== Available data ==

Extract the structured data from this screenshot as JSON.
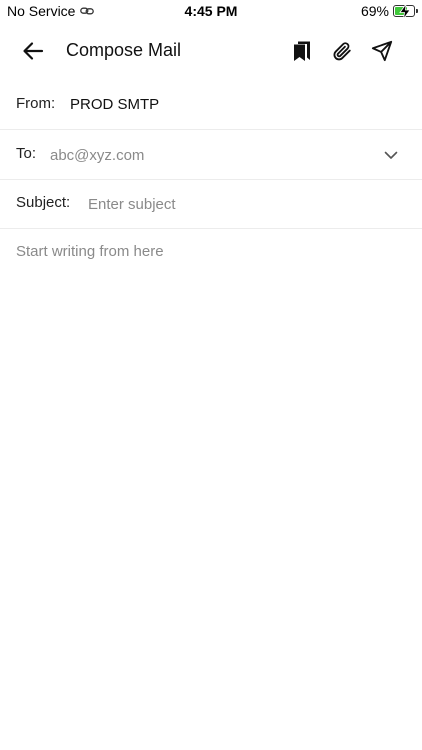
{
  "status_bar": {
    "carrier": "No Service",
    "time": "4:45 PM",
    "battery_percent": "69%",
    "battery_level": 0.69,
    "icons": [
      "link-icon",
      "battery-charging-icon"
    ]
  },
  "header": {
    "title": "Compose Mail",
    "icons": [
      "back-arrow-icon",
      "bookmark-icon",
      "paperclip-icon",
      "send-icon"
    ]
  },
  "form": {
    "from_label": "From:",
    "from_value": "PROD SMTP",
    "to_label": "To:",
    "to_placeholder": "abc@xyz.com",
    "subject_label": "Subject:",
    "subject_placeholder": "Enter subject",
    "body_placeholder": "Start writing from here"
  },
  "colors": {
    "battery_fill": "#3fc83a",
    "divider": "#ececec",
    "placeholder": "#8a8a8a"
  }
}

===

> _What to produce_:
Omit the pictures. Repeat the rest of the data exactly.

> _Exercise answer_:
Extract the structured data from this screenshot as JSON.
{
  "status_bar": {
    "carrier": "No Service",
    "time": "4:45 PM",
    "battery_percent": "69%",
    "battery_level": 0.69,
    "icons": [
      "link-icon",
      "battery-charging-icon"
    ]
  },
  "header": {
    "title": "Compose Mail",
    "icons": [
      "back-arrow-icon",
      "bookmark-icon",
      "paperclip-icon",
      "send-icon"
    ]
  },
  "form": {
    "from_label": "From:",
    "from_value": "PROD SMTP",
    "to_label": "To:",
    "to_placeholder": "abc@xyz.com",
    "subject_label": "Subject:",
    "subject_placeholder": "Enter subject",
    "body_placeholder": "Start writing from here"
  },
  "colors": {
    "battery_fill": "#3fc83a",
    "divider": "#ececec",
    "placeholder": "#8a8a8a"
  }
}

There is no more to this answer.